▶ _INPUT MATERIAL_:

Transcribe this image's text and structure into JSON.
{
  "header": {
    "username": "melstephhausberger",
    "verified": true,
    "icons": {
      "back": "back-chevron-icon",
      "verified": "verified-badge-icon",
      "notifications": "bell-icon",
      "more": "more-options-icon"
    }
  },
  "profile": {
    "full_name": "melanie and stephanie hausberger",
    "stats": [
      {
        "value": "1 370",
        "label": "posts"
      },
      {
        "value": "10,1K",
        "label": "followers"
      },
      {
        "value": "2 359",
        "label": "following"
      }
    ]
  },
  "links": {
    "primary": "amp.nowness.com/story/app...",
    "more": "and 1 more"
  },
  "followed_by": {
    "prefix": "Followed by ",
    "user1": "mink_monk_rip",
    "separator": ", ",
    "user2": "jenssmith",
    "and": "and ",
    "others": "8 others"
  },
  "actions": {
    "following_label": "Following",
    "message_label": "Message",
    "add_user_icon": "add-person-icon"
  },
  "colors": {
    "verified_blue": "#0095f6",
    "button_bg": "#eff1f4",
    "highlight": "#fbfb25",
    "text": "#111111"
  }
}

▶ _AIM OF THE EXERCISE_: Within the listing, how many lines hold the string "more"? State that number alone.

▶ _EXERCISE SOLUTION_: 2